VATICAN CITY (CNS) — If many Catholics marry today without fully understanding the permanence of their bond and the grace of the sacrament, it partly is the fault of bishops and priests who did not give them the best teachers — committed married couples filled with the Holy Spirit, Pope Francis said.
In his annual meeting with judges and staff of the Roman Rota, a Church marriage tribunal, Pope Francis Jan. 25 said he marveled at the fact that for centuries, the Church ignored the example of Aquila and Priscilla, the married couple described in several parts of the New Testament as evangelizing with St. Paul.
“Evangelizing spouses,” the pope said, is “what our parishes need, especially in urban areas where the pastor and his priest collaborators will never have the time and energy to reach all the faithful who, while calling themselves Christian, do not frequent the sacraments and lack — or almost lack — knowledge of Christ.”
In reforming the process for judging the validity or the nullity of a marriage, the pope said, he insisted on the procedure being marked by pastoral “closeness and gratuity,” which are essential elements of evangelization that St. Paul found Aquila and Priscilla particularly capable of showing. They hosted the Christian communities in their own homes, reached out to draw others in and cared for those in need.

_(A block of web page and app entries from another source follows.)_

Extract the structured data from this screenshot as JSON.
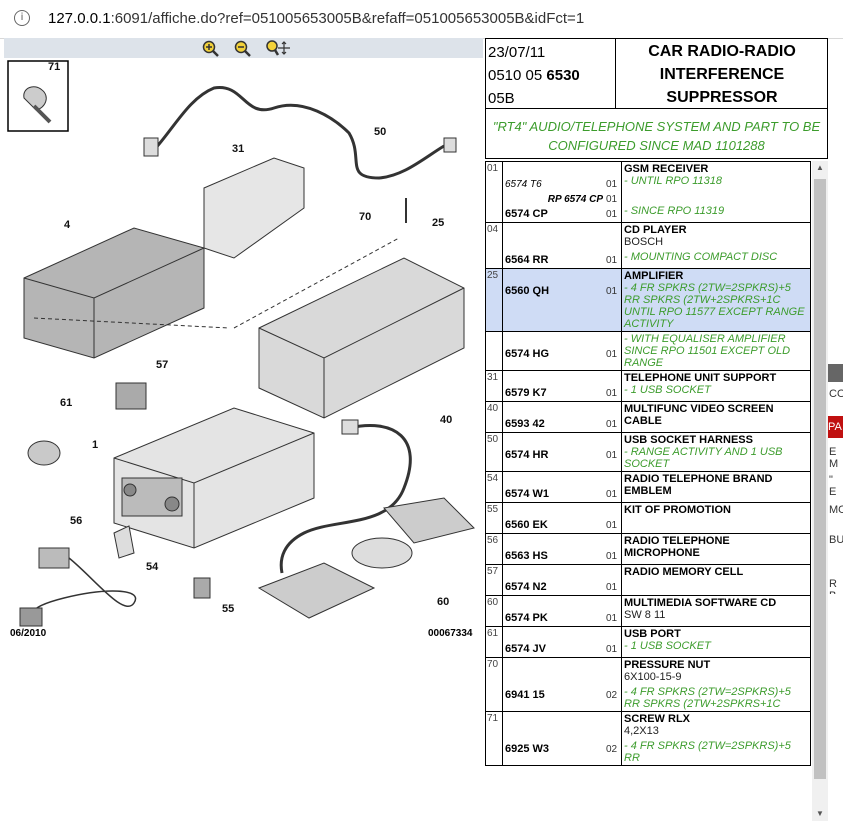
{
  "url": {
    "prefix": "127.0.0.1",
    "rest": ":6091/affiche.do?ref=051005653005B&refaff=051005653005B&idFct=1"
  },
  "header": {
    "date": "23/07/11",
    "code_a": "0510 05",
    "code_b": "6530",
    "code_c": "05B",
    "title": "CAR RADIO-RADIO INTERFERENCE SUPPRESSOR"
  },
  "config_note": "\"RT4\" AUDIO/TELEPHONE SYSTEM AND PART TO BE CONFIGURED SINCE MAD 1101288",
  "diagram": {
    "date": "06/2010",
    "ref": "00067334",
    "labels": [
      "71",
      "50",
      "31",
      "70",
      "25",
      "4",
      "57",
      "61",
      "40",
      "1",
      "56",
      "54",
      "55",
      "60"
    ]
  },
  "parts": [
    {
      "num": "01",
      "refs": [
        {
          "t": "6574 T6",
          "s": "it"
        },
        {
          "t": "RP 6574 CP",
          "s": "itb"
        },
        {
          "t": "6574 CP",
          "s": "b"
        }
      ],
      "qty": [
        "01",
        "01",
        "01"
      ],
      "name": "GSM RECEIVER",
      "lines": [
        {
          "t": "- UNTIL RPO 11318",
          "c": "g"
        },
        {
          "t": "",
          "c": "g"
        },
        {
          "t": "- SINCE RPO 11319",
          "c": "g"
        }
      ]
    },
    {
      "num": "04",
      "refs": [
        {
          "t": "6564 RR",
          "s": "b"
        }
      ],
      "qty": [
        "01"
      ],
      "name": "CD PLAYER",
      "lines": [
        {
          "t": "BOSCH",
          "c": "p"
        },
        {
          "t": "- MOUNTING COMPACT DISC",
          "c": "g"
        }
      ]
    },
    {
      "num": "25",
      "refs": [
        {
          "t": "6560 QH",
          "s": "b"
        }
      ],
      "qty": [
        "01"
      ],
      "name": "AMPLIFIER",
      "hl": true,
      "lines": [
        {
          "t": "- 4 FR SPKRS (2TW=2SPKRS)+5 RR SPKRS (2TW+2SPKRS+1C UNTIL RPO 11577 EXCEPT RANGE ACTIVITY",
          "c": "g"
        }
      ]
    },
    {
      "num": "",
      "refs": [
        {
          "t": "6574 HG",
          "s": "b"
        }
      ],
      "qty": [
        "01"
      ],
      "name": "",
      "lines": [
        {
          "t": "- WITH EQUALISER AMPLIFIER SINCE RPO 11501 EXCEPT OLD RANGE",
          "c": "g"
        }
      ]
    },
    {
      "num": "31",
      "refs": [
        {
          "t": "6579 K7",
          "s": "b"
        }
      ],
      "qty": [
        "01"
      ],
      "name": "TELEPHONE UNIT SUPPORT",
      "lines": [
        {
          "t": "- 1 USB SOCKET",
          "c": "g"
        }
      ]
    },
    {
      "num": "40",
      "refs": [
        {
          "t": "6593 42",
          "s": "b"
        }
      ],
      "qty": [
        "01"
      ],
      "name": "MULTIFUNC VIDEO SCREEN CABLE",
      "lines": []
    },
    {
      "num": "50",
      "refs": [
        {
          "t": "6574 HR",
          "s": "b"
        }
      ],
      "qty": [
        "01"
      ],
      "name": "USB SOCKET HARNESS",
      "lines": [
        {
          "t": "- RANGE ACTIVITY AND 1 USB SOCKET",
          "c": "g"
        }
      ]
    },
    {
      "num": "54",
      "refs": [
        {
          "t": "6574 W1",
          "s": "b"
        }
      ],
      "qty": [
        "01"
      ],
      "name": "RADIO TELEPHONE BRAND EMBLEM",
      "lines": []
    },
    {
      "num": "55",
      "refs": [
        {
          "t": "6560 EK",
          "s": "b"
        }
      ],
      "qty": [
        "01"
      ],
      "name": "KIT OF PROMOTION",
      "lines": []
    },
    {
      "num": "56",
      "refs": [
        {
          "t": "6563 HS",
          "s": "b"
        }
      ],
      "qty": [
        "01"
      ],
      "name": "RADIO TELEPHONE MICROPHONE",
      "lines": []
    },
    {
      "num": "57",
      "refs": [
        {
          "t": "6574 N2",
          "s": "b"
        }
      ],
      "qty": [
        "01"
      ],
      "name": "RADIO MEMORY CELL",
      "lines": []
    },
    {
      "num": "60",
      "refs": [
        {
          "t": "6574 PK",
          "s": "b"
        }
      ],
      "qty": [
        "01"
      ],
      "name": "MULTIMEDIA SOFTWARE CD",
      "lines": [
        {
          "t": "SW 8 11",
          "c": "p"
        }
      ]
    },
    {
      "num": "61",
      "refs": [
        {
          "t": "6574 JV",
          "s": "b"
        }
      ],
      "qty": [
        "01"
      ],
      "name": "USB PORT",
      "lines": [
        {
          "t": "- 1 USB SOCKET",
          "c": "g"
        }
      ]
    },
    {
      "num": "70",
      "refs": [
        {
          "t": "6941 15",
          "s": "b"
        }
      ],
      "qty": [
        "02"
      ],
      "name": "PRESSURE NUT",
      "lines": [
        {
          "t": "6X100-15-9",
          "c": "p"
        },
        {
          "t": "- 4 FR SPKRS (2TW=2SPKRS)+5 RR SPKRS (2TW+2SPKRS+1C",
          "c": "g"
        }
      ]
    },
    {
      "num": "71",
      "refs": [
        {
          "t": "6925 W3",
          "s": "b"
        }
      ],
      "qty": [
        "02"
      ],
      "name": "SCREW RLX",
      "lines": [
        {
          "t": "4,2X13",
          "c": "p"
        },
        {
          "t": "- 4 FR SPKRS (2TW=2SPKRS)+5 RR",
          "c": "g"
        }
      ]
    }
  ],
  "side_fragments": [
    "CO",
    "PA",
    "E M",
    "\" E",
    "MO",
    "BU",
    "R B"
  ]
}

“Christian spouses,” Pope Francis said, “should learn from Aquila and Priscilla how to fall in love with Christ and become neighbors to families deprived of the light of faith, not through their own fault but because they were left at the margins of our pastoral work — a pastoral work for the elite that forgets people.”
“How I long for this message not to remain just a symphony of words, but to push priests, bishops and pastors to try, like the Apostle Paul did, to love married couples as humble missionaries ready to reach those squares and buildings of our cities where the light of the Gospel and the voice of Jesus don’t reach and don’t penetrate,” the pope said.

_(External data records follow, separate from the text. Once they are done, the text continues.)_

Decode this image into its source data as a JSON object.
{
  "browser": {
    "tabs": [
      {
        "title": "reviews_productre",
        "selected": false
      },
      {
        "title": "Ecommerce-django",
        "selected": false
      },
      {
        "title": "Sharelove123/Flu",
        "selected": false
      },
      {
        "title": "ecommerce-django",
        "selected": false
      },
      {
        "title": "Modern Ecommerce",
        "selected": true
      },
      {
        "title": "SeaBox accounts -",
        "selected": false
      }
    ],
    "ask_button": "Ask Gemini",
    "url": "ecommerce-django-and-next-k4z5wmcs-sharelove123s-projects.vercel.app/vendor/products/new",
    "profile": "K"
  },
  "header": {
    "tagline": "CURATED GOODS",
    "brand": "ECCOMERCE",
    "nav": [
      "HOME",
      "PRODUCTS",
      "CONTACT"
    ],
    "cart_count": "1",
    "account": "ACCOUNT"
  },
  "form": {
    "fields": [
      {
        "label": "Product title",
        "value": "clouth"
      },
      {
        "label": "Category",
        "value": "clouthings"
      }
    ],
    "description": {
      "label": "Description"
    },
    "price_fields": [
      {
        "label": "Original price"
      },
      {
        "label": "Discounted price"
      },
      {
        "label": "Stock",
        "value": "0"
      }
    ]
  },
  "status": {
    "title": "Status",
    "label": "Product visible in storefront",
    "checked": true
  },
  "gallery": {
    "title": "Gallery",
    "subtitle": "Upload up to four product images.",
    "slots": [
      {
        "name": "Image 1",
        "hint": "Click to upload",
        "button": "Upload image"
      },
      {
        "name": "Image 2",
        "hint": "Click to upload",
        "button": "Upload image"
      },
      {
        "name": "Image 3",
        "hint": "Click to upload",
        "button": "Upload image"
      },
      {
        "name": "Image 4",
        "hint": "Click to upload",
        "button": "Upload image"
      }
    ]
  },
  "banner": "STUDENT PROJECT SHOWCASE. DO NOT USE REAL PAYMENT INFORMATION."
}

In addition, he said, they obviously are the best suited to lead marriage preparation courses.
Catholic married couples, he said, need to step up like Aquila and Priscilla and offer to work with their pastors, “not in an autonomous way, but certainly filled with the courage necessary to wake from lethargy and sleep their pastors who are perhaps too still or blocked by the philosophy of the little circle of the perfect. The Lord came to seek sinners, not the perfect.”

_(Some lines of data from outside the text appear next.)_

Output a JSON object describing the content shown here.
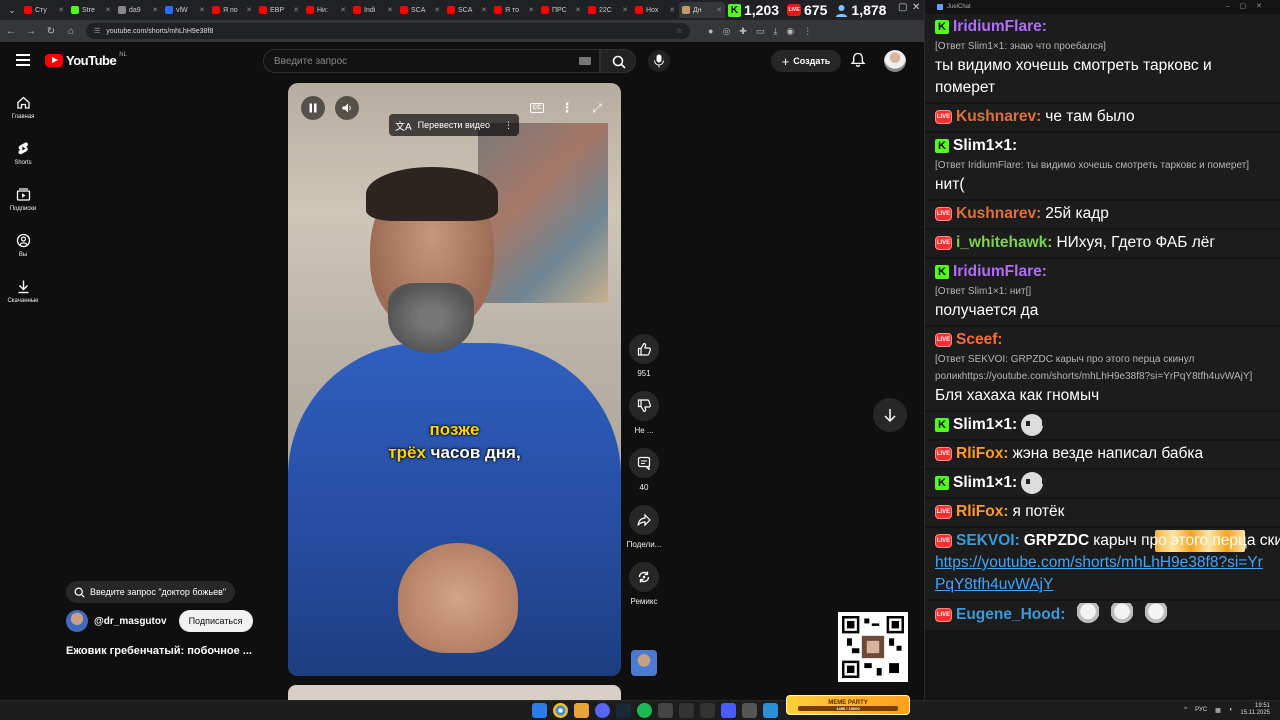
{
  "browser": {
    "tabs": [
      {
        "label": "Сту",
        "color": "#ff0000"
      },
      {
        "label": "Stre",
        "color": "#53fc18"
      },
      {
        "label": "da9",
        "color": "#888888"
      },
      {
        "label": "vlW",
        "color": "#2b6cff"
      },
      {
        "label": "Я по",
        "color": "#ff0000"
      },
      {
        "label": "EBP",
        "color": "#ff0000"
      },
      {
        "label": "Ни:",
        "color": "#ff0000"
      },
      {
        "label": "Indi",
        "color": "#ff0000"
      },
      {
        "label": "SCA",
        "color": "#ff0000"
      },
      {
        "label": "SCA",
        "color": "#ff0000"
      },
      {
        "label": "Я то",
        "color": "#ff0000"
      },
      {
        "label": "ПРС",
        "color": "#ff0000"
      },
      {
        "label": "22C",
        "color": "#ff0000"
      },
      {
        "label": "Нох",
        "color": "#ff0000"
      },
      {
        "label": "Дн",
        "color": "#c49a6c"
      }
    ],
    "url": "youtube.com/shorts/mhLhH9e38f8"
  },
  "stream_stats": {
    "kick_viewers": "1,203",
    "twitch_viewers": "675",
    "total_viewers": "1,878"
  },
  "youtube": {
    "logo_text": "YouTube",
    "region": "NL",
    "search_placeholder": "Введите запрос",
    "create_label": "Создать",
    "sidebar": [
      {
        "label": "Главная",
        "icon": "home-icon"
      },
      {
        "label": "Shorts",
        "icon": "shorts-icon"
      },
      {
        "label": "Подписки",
        "icon": "subscriptions-icon"
      },
      {
        "label": "Вы",
        "icon": "you-icon"
      },
      {
        "label": "Скачанные",
        "icon": "download-icon"
      }
    ],
    "translate_label": "Перевести видео",
    "subtitle_highlight": "позже",
    "subtitle_line2_highlight": "трёх",
    "subtitle_line2_rest": "часов дня,",
    "actions": [
      {
        "label": "951",
        "icon": "like-icon"
      },
      {
        "label": "Не ...",
        "icon": "dislike-icon"
      },
      {
        "label": "40",
        "icon": "comment-icon"
      },
      {
        "label": "Подели...",
        "icon": "share-icon"
      },
      {
        "label": "Ремикс",
        "icon": "remix-icon"
      }
    ],
    "search_hint": "Введите запрос \"доктор божьев\"",
    "channel": "@dr_masgutov",
    "subscribe_label": "Подписаться",
    "video_title": "Ежовик гребенчатый: побочное ..."
  },
  "chat": {
    "title": "JuelChat",
    "messages": [
      {
        "platform": "kick",
        "user": "IridiumFlare:",
        "color": "#b16cff",
        "reply": "[Ответ Slim1×1: знаю что проебался]",
        "text": "ты видимо хочешь смотреть тарковс и померет"
      },
      {
        "platform": "twitch",
        "user": "Kushnarev:",
        "color": "#e0703a",
        "text": "че там было"
      },
      {
        "platform": "kick",
        "user": "Slim1×1:",
        "color": "#ffffff",
        "reply": "[Ответ IridiumFlare: ты видимо хочешь смотреть тарковс и померет]",
        "text": "нит("
      },
      {
        "platform": "twitch",
        "user": "Kushnarev:",
        "color": "#e0703a",
        "text": "25й кадр"
      },
      {
        "platform": "twitch",
        "user": "i_whitehawk:",
        "color": "#7fd14f",
        "text": "НИхуя, Гдето ФАБ лёг"
      },
      {
        "platform": "kick",
        "user": "IridiumFlare:",
        "color": "#b16cff",
        "reply": "[Ответ Slim1×1: нит[]",
        "text": "получается да"
      },
      {
        "platform": "twitch",
        "user": "Sceef:",
        "color": "#ff6b3a",
        "reply": "[Ответ SEKVOI: GRPZDC карыч про этого перца скинул роликhttps://youtube.com/shorts/mhLhH9e38f8?si=YrPqY8tfh4uvWAjY]",
        "text": "Бля хахаха как гномыч"
      },
      {
        "platform": "kick",
        "user": "Slim1×1:",
        "color": "#ffffff",
        "text": "",
        "emote": "pog-emote"
      },
      {
        "platform": "twitch",
        "user": "RliFox:",
        "color": "#ff9a2a",
        "text": "жэна везде написал бабка"
      },
      {
        "platform": "kick",
        "user": "Slim1×1:",
        "color": "#ffffff",
        "text": "",
        "emote": "pog-emote"
      },
      {
        "platform": "twitch",
        "user": "RliFox:",
        "color": "#ff9a2a",
        "text": "я потёк"
      },
      {
        "platform": "twitch",
        "user": "SEKVOI:",
        "color": "#3a9bdc",
        "text_bold": "GRPZDC",
        "text": "карыч про этого перца скинул ролик",
        "link": "https://youtube.com/shorts/mhLhH9e38f8?si=YrPqY8tfh4uvWAjY"
      },
      {
        "platform": "twitch",
        "user": "Eugene_Hood:",
        "color": "#3a9bdc",
        "text": "",
        "emote": "cat-emote"
      }
    ]
  },
  "taskbar": {
    "widget_title": "MEME PARTY",
    "widget_progress": "1456 / 15000",
    "language": "РУС",
    "time": "19:51",
    "date": "15.11.2025"
  }
}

Choosing to live among and minister only to a small group and preferring to spend time only with committed parishioners is not the way of the Gospel, he said. And the only way to reach out to others, is to listen to them and to try to understand the problems they face in their lives and their marriages.
“Often I’ve feared how God will judge us on these two things” — closeness and gratuity, the pope said. “In judging, have I been close to the heart of the people? In judging, did I open my heart to gratuity, or was I concerned with commercial interests? God’s judgment on this will be very strong.”
And in seeking couples capable of evangelizing, the pope said, “we must be aware” that it is not priests who create them, but the Holy Spirit.
Such couples are out there, the pope said. “They are ready. They just haven’t been called.”
“We must be convinced — and I’d say, certain — that in the Church such married couples already are a gift of God and not because of our merit, but because they are a fruit of the work of the Spirit who never abandons the Church,” he said.
Pope Francis told members of the Roman Rota that they and their predecessors for more than 20 years have been discussing how a loss of faith and a serious lack of understanding of Catholic teaching can be a contributing factor to the lack of consent needed for a valid marriage.
To counter that, he said, the Church needs couples like Aquila and Priscilla, “who speak and live with the authority of Baptism,” and are living witness of the beauty of Christian marriage and family life.
— By Cindy Wooden, Catholic News Service.